Gutzwiller, Kathryn. Poetic Garlands: Hellenistic Epigrams in Context. Berkeley: University of California Press, 1998. Although it concentrates most of its attention on Callimachus’s Epigrammata, this work goes beyond that to look at the poetic convention of the epigram in the larger realm of classical literature.

Hollis, A. S. Introduction to Callimachus’ “Hecale.” Oxford, England: Clarendon Press, 1990. The Hecale, Callimachus’s retelling of the story of how the Athenian hero Theseus tamed the bull of Marathon, was the poet’s effort to show that he too was capable of crafting epic verse. Hollis places this key work of Callimachus into both the poet’s canon and the Western poetic tradition, helping to explain its importance and enduring achievements.

Kerkhecker, Arnd. Callimachus’ Book of Iambi. New York: Oxford University Press, 1999. An extended discussion of Callimachus’s collected Iambi, arguably one of the earliest surviving Greek “books of poetry.”

Lane Fox, Robin. “Hellenistic Culture and Literature.” In The Oxford History of the Classical World, edited by John Boardman, Jasper Griffin, and Oswyn Murray. New York: Oxford University Press, 1986. An excellent survey of the cultural background, with some interesting comments on Callimachus. Includes a good treatment of literary patronage and comparisons to other Hellenistic figures. Lane Fox compares Callimachus with the Wordsworth of the River Duddon sonnets.

Thomas, Richard F. “Callimachus Back in Rome.” In Hellenistica Gronigana: Proceedings of the Gröningen Workshops on Hellenistic Poetry, edited by Annette Harder. Gröningen, Germany: Egbert Forster, 1993. A useful survey of Callimachus’s reputation outside the eastern Mediterranean.

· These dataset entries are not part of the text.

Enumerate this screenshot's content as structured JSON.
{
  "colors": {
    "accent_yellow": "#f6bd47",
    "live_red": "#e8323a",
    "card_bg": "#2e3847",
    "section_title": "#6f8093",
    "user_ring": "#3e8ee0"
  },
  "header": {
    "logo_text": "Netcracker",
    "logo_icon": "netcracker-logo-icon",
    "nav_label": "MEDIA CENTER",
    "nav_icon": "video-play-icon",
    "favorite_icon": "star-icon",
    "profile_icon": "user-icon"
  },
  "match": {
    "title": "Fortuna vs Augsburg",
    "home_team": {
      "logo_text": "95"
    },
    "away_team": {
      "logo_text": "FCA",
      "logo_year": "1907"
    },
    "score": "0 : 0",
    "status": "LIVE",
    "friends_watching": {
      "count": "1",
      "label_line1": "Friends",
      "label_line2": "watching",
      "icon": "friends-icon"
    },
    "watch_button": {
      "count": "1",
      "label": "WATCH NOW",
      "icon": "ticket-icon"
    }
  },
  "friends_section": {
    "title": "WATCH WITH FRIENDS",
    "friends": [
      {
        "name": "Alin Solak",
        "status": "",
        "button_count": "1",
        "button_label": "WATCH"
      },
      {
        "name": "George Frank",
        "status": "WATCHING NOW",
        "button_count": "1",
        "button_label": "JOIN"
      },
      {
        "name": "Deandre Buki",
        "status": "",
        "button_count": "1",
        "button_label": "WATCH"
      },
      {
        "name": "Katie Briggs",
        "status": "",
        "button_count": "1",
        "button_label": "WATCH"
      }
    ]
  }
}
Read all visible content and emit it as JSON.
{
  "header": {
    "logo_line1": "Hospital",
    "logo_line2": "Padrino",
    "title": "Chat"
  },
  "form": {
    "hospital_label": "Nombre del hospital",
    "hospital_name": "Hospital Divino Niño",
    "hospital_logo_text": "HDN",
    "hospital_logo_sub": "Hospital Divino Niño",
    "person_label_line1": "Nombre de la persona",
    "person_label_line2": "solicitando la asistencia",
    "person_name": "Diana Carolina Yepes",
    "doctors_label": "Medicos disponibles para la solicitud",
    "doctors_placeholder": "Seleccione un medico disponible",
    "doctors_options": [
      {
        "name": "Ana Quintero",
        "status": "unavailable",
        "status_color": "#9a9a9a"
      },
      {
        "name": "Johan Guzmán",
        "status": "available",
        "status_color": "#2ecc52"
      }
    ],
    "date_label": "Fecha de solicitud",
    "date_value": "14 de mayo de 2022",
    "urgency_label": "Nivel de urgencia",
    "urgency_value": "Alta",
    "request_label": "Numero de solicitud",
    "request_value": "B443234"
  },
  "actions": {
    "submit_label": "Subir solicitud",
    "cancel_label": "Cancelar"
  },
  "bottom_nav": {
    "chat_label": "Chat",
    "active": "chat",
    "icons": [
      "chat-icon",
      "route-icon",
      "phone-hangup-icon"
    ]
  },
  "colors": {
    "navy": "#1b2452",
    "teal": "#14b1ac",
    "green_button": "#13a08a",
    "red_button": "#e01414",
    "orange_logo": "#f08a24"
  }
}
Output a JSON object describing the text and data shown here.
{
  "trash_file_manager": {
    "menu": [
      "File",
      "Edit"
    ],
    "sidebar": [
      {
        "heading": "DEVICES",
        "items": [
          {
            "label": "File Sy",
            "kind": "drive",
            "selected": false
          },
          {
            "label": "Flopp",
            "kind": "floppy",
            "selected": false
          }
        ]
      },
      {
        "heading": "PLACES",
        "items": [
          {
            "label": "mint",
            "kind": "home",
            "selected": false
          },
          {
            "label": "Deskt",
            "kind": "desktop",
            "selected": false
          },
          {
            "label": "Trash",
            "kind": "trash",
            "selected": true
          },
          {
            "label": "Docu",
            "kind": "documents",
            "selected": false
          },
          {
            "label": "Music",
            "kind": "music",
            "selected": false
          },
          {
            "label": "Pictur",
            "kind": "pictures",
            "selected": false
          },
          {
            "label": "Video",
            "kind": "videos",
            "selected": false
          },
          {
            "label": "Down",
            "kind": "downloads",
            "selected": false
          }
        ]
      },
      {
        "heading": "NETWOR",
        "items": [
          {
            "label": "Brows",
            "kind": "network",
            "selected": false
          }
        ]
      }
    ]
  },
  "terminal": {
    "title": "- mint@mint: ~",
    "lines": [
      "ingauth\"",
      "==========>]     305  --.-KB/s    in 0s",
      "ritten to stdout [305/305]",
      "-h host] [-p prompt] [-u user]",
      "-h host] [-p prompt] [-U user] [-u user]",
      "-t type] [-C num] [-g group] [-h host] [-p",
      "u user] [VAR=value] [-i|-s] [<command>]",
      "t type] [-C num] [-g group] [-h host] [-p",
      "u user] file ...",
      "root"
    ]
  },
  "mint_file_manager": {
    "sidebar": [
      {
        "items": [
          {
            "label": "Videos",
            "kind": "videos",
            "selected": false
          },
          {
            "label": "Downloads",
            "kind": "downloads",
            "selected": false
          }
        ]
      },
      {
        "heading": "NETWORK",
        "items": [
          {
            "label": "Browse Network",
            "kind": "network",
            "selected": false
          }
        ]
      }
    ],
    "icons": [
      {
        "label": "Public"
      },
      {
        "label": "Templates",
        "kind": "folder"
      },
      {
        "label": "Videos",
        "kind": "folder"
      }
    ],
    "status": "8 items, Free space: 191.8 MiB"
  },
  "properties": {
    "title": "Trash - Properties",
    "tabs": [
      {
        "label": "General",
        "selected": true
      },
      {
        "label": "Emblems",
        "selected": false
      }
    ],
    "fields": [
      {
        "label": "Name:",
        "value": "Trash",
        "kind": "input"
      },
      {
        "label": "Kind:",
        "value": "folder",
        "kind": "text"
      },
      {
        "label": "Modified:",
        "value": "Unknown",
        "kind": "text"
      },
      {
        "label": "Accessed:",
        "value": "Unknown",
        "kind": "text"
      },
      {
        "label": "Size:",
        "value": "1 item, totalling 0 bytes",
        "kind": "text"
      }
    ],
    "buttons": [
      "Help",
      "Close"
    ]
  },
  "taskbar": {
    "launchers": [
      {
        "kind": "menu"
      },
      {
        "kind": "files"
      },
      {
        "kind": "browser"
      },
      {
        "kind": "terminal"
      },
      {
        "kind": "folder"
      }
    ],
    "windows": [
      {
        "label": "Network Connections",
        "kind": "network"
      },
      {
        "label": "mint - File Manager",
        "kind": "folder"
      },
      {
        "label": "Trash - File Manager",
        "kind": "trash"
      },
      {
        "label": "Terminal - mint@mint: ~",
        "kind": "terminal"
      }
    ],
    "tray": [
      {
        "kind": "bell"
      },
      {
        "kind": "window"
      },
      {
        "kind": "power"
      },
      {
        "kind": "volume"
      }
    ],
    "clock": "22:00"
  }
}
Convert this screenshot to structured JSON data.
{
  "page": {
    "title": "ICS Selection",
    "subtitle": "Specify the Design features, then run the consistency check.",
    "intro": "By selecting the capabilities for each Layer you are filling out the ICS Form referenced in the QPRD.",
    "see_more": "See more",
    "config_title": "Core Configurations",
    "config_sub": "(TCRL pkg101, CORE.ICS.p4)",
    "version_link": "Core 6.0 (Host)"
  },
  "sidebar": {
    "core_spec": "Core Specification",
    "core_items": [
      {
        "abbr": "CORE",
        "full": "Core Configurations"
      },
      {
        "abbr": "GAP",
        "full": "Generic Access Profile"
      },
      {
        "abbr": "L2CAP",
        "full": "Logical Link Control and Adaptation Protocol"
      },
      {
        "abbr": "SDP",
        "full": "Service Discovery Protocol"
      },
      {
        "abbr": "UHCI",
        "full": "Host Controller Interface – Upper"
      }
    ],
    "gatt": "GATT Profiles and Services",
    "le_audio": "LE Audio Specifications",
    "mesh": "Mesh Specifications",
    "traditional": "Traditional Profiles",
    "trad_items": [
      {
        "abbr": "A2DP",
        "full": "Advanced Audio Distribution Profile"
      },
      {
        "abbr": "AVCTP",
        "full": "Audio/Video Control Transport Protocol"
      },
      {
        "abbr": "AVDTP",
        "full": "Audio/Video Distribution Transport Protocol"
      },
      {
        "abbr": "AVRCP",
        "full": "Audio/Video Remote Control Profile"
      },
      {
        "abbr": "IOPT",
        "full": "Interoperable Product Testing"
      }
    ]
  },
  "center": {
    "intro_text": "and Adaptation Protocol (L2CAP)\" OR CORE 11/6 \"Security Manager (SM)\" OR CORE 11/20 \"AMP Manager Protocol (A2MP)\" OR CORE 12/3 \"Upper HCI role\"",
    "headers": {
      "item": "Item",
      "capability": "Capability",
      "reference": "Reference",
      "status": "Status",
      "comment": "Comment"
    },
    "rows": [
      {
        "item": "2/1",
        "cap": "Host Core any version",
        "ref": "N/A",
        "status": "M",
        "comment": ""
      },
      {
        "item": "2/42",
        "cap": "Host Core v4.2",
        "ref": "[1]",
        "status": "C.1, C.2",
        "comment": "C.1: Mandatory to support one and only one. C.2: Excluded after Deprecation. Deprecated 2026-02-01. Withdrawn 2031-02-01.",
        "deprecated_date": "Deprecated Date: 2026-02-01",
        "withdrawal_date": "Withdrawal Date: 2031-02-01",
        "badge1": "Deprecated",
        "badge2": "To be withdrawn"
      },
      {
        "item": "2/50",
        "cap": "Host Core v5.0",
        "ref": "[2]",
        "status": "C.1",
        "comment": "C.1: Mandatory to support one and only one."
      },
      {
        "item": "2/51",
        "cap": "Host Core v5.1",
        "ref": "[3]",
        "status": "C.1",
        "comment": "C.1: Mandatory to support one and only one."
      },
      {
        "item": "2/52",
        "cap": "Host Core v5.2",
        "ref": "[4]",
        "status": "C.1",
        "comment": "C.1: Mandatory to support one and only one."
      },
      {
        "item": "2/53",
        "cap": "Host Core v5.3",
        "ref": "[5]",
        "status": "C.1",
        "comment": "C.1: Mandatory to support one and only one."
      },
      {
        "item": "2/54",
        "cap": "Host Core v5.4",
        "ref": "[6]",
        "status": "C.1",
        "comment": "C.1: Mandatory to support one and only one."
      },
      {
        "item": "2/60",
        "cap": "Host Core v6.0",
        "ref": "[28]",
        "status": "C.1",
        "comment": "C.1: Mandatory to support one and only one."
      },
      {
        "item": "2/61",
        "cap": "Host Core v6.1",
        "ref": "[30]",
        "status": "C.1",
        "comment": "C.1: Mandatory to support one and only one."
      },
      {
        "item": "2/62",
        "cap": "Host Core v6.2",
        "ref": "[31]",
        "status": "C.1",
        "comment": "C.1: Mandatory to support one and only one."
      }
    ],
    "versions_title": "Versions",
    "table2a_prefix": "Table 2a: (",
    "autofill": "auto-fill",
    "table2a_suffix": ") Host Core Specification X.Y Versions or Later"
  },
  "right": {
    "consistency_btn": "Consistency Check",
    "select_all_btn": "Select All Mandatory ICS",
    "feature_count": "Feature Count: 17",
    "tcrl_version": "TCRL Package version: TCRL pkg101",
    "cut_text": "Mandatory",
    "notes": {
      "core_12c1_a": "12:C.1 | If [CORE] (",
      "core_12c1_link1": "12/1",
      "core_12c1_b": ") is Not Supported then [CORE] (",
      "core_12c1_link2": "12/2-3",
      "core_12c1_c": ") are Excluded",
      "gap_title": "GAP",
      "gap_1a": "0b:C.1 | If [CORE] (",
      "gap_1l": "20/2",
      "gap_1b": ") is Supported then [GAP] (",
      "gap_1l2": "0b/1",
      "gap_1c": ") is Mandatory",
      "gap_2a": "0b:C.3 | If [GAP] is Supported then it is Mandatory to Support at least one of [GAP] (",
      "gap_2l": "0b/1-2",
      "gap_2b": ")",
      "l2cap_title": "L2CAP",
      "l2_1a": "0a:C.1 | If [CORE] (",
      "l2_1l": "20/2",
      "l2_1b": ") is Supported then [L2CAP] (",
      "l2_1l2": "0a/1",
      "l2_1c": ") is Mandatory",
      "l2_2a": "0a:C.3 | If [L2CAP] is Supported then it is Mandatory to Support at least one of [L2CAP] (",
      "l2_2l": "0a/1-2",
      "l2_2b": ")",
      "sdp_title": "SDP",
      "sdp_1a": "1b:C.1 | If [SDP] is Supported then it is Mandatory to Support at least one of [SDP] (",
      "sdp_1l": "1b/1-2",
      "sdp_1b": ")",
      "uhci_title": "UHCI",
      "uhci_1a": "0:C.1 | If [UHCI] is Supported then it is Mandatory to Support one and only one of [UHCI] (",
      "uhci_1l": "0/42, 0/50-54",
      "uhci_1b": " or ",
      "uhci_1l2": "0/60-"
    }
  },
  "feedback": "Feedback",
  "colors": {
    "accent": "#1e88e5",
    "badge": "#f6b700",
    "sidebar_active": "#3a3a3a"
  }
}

Williams, Frederick. “Callimachus and the Supranormal.” In Hellenistica Gronigana: Proceedings of the Gröningen Workshops on Hellenistic Poetry, edited by Annette Harder. Gröningen, Germany: Egbert Forster, 1993. Because Callimachus can be as much noted for his works based on myths and legends as for his lyric poetry, this study provides an interesting and useful review of how the poet deploys the supranormal world and events in his works.